Researchers from the University of Missouri report finding biochemical links between low aerobic fitness and fatty liver disease. Their findings suggest that the resulting liver problems play a crucial step toward developing obesity-related illnesses.
Poor aerobic fitness is strongly associated with other metabolic disorders like obesity and its consequent risks of heart disease, stroke, and diabetes. The Missouri team wanted to test the mechanism behind the link between fitness and fatty liver disease.
Described in the The Journal of Physiology, they selectively bred two groups of rats with different levels of intrinsic aerobic capacity. After 17 generations of careful breeding, the unfit rats could run an average of 200 m compared to over 1,500 m achieved by the fit rats.
The study called “Rats selectively bred for low aerobic capacity have reduced hepatic mitochondrial oxidative capacity and susceptibility to hepatic steatosis and injury,” found the effect on the rats' livers was devastating. At 25 weeks old, the unfit group was displaying clear symptoms of nonalcoholic fatty liver disease-weakened mitochondria, poor fat processing power, high fat retention, and other abnormalities. By the end of their natural lives, the rats' livers had sustained damage including fibrosis and unexpected cell death. In contrast the fit group had healthy livers throughout their lifespan despite the fact that neither group was getting any real exercise.

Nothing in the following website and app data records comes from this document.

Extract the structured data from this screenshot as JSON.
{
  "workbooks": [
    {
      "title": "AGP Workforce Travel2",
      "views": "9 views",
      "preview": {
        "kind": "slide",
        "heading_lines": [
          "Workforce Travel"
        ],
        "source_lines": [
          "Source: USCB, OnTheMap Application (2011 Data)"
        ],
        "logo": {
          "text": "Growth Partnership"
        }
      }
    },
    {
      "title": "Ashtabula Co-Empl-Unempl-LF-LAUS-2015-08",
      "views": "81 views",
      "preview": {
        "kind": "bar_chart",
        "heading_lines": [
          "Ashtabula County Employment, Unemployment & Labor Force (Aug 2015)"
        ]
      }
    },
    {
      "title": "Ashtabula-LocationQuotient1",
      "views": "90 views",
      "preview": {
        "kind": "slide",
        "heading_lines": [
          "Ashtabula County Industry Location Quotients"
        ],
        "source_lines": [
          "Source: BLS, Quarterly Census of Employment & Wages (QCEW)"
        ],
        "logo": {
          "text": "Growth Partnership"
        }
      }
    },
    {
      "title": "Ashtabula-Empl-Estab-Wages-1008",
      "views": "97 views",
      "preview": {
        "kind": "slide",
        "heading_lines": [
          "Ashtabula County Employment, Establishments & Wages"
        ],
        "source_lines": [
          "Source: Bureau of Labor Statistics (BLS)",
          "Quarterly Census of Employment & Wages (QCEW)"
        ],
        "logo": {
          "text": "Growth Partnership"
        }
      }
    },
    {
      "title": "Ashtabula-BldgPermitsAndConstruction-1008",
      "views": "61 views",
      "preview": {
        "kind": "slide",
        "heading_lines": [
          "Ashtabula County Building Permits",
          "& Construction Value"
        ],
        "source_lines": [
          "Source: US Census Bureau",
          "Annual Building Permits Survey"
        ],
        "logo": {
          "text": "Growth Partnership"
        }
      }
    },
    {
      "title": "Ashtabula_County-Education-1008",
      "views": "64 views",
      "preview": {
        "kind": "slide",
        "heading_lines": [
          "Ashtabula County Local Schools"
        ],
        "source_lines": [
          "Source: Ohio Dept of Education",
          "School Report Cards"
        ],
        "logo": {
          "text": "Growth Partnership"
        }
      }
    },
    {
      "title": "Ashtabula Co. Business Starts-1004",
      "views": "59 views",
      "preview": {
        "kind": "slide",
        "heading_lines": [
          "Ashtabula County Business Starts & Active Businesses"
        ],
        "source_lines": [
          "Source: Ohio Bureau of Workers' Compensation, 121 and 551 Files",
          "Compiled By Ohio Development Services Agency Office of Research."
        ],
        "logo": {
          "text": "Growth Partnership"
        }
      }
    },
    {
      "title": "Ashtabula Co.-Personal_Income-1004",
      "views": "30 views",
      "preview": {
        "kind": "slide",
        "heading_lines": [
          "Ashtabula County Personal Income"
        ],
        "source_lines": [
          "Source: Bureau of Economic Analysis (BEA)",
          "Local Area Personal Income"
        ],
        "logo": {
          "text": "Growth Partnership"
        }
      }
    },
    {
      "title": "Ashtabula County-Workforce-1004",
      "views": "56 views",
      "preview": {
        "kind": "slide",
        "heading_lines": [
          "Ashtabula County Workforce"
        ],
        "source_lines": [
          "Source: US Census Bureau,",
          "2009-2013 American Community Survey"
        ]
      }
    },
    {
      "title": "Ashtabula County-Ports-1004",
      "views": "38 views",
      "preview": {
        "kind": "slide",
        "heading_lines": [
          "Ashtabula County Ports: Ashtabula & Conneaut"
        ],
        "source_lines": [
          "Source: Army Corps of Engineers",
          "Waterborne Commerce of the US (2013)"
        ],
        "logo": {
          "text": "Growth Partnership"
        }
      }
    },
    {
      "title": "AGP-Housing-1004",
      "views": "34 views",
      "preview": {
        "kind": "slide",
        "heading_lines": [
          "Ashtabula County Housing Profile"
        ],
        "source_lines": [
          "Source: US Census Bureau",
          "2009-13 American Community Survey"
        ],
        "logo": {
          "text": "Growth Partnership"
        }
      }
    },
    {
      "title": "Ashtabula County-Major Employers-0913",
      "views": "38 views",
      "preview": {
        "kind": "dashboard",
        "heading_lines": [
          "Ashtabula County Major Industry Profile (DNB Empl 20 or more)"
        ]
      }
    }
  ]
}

“Fatty liver disease will be the next big metabolic disorder associated with obesity and inactivity,” according to John Thyfault of the University of Missouri, lead author of the study. “It also is a significant contributor to type 2 diabetes.”